Dataset records:
----------
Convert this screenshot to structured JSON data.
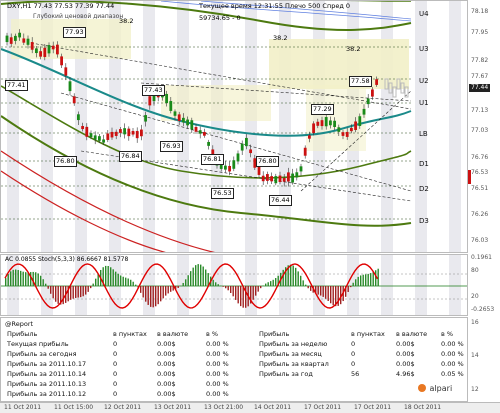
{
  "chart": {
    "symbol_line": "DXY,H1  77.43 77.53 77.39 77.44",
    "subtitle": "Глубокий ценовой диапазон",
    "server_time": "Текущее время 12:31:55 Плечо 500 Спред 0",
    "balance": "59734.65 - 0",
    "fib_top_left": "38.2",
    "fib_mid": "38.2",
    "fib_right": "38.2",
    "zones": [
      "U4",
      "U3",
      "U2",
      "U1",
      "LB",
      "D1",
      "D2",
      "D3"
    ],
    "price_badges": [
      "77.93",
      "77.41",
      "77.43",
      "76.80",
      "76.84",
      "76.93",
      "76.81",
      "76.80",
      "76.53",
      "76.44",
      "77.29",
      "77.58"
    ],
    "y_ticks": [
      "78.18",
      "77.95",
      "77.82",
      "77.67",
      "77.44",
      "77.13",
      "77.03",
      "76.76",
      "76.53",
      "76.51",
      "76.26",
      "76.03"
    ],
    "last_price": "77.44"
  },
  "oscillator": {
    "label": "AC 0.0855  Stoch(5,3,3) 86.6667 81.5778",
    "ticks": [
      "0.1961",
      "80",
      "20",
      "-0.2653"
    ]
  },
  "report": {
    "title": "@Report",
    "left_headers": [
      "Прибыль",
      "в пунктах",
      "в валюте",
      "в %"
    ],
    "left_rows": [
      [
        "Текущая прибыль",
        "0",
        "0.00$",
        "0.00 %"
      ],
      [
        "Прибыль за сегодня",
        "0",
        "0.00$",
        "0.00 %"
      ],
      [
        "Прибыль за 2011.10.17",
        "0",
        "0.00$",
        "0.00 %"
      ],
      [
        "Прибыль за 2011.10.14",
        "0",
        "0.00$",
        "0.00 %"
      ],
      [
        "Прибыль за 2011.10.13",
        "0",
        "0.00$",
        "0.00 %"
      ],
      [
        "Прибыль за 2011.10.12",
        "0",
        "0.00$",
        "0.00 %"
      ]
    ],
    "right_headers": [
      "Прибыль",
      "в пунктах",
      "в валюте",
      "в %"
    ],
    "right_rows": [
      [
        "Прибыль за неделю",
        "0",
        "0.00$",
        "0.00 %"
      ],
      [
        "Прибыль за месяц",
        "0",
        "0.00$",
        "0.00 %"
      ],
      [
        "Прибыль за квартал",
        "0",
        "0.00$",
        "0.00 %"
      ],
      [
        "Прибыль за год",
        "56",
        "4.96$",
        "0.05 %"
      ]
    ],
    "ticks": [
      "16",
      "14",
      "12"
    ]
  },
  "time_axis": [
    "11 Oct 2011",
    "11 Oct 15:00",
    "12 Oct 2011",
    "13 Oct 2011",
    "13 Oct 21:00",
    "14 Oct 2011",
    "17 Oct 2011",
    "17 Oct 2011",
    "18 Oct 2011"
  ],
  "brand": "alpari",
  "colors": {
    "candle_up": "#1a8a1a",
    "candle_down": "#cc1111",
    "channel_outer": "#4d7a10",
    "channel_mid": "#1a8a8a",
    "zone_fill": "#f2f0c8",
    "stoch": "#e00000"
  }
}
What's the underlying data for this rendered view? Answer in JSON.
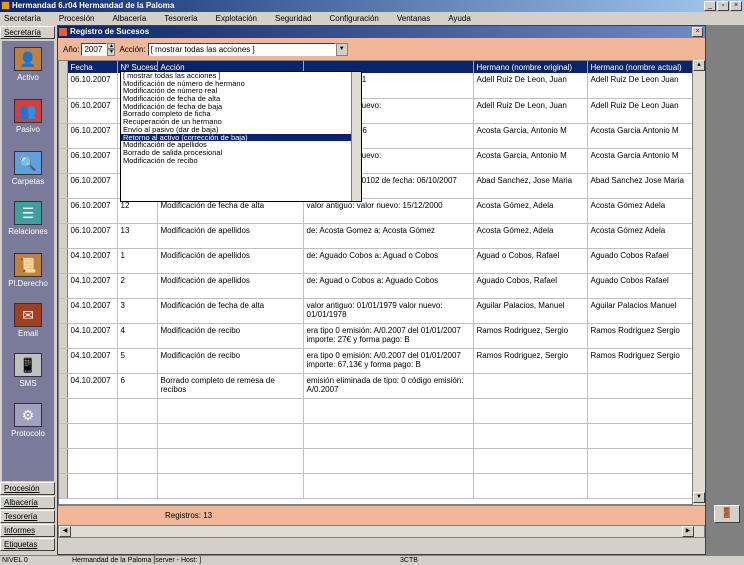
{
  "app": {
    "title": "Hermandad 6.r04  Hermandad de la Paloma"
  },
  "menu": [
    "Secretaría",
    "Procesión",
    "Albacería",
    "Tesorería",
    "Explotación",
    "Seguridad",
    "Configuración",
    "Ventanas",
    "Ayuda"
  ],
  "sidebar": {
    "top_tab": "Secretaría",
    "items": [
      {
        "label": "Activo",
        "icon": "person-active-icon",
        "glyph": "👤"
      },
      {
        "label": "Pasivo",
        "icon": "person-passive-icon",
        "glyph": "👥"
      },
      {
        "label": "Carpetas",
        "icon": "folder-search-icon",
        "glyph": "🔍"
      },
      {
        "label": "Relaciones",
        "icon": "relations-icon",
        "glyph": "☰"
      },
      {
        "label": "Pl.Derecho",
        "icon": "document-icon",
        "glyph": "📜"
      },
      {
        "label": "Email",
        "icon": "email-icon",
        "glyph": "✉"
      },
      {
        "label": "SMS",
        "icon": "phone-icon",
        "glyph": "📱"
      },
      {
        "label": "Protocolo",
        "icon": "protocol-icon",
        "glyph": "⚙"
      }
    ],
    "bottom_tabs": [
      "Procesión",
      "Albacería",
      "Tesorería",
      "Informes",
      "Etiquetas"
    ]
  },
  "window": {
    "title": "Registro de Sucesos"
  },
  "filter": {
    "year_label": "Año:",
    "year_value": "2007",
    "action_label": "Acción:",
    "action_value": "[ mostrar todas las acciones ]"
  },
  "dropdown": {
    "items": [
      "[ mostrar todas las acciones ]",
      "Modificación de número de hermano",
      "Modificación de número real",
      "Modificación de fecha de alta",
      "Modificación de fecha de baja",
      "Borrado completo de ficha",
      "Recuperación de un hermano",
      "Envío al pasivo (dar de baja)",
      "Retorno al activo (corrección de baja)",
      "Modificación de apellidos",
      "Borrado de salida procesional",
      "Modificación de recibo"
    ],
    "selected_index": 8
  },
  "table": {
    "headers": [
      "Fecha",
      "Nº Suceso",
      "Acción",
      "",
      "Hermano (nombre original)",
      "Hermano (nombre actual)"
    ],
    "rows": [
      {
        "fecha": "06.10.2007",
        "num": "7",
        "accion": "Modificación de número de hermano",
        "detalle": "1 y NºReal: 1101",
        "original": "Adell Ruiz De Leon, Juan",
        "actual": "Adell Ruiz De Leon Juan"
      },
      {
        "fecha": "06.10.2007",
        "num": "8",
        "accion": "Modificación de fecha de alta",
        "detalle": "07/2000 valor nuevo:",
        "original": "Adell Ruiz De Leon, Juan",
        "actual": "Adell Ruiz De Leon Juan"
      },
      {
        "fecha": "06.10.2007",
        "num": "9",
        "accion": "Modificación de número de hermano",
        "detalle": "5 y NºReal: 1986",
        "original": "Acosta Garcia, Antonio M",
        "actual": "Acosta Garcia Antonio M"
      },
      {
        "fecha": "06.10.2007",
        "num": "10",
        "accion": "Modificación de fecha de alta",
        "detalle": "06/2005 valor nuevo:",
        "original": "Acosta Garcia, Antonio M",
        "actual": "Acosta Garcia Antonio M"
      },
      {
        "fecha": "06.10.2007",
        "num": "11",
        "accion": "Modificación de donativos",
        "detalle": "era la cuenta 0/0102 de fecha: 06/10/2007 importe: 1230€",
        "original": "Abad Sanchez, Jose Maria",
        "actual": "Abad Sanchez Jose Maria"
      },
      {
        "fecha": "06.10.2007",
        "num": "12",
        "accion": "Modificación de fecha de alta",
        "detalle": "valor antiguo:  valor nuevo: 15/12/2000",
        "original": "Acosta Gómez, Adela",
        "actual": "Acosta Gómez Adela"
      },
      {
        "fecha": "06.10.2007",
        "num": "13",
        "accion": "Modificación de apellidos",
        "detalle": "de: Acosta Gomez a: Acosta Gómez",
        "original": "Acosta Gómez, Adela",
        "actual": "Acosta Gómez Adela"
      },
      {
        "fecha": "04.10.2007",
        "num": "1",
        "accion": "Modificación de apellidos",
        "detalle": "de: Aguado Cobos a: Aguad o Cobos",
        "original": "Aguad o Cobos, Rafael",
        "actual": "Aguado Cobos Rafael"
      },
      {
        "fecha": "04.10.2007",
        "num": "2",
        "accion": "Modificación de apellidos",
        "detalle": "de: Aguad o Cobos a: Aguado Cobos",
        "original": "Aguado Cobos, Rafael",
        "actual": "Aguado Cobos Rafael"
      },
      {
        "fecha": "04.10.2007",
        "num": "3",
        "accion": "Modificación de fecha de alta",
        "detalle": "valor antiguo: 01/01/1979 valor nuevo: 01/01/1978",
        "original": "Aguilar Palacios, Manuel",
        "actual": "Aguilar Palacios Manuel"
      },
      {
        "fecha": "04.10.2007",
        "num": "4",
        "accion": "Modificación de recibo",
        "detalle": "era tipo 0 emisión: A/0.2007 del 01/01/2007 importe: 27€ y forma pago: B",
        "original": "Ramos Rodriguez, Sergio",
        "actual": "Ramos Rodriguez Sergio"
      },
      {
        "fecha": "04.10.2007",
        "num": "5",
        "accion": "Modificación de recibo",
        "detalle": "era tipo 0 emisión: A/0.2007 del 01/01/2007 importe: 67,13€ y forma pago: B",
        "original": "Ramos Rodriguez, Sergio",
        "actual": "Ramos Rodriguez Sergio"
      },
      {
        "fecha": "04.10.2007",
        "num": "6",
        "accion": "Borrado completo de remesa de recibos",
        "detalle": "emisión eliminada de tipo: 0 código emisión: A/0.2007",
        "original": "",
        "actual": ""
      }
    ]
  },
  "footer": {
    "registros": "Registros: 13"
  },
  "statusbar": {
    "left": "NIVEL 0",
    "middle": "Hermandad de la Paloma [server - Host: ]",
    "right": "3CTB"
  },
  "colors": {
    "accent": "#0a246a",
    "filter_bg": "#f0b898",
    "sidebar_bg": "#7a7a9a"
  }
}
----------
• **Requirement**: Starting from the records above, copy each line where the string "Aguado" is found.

• **Answer space**:
        "detalle": "de: Aguado Cobos a: Aguad o Cobos",
        "actual": "Aguado Cobos Rafael"
        "detalle": "de: Aguad o Cobos a: Aguado Cobos",
        "original": "Aguado Cobos, Rafael",
        "actual": "Aguado Cobos Rafael"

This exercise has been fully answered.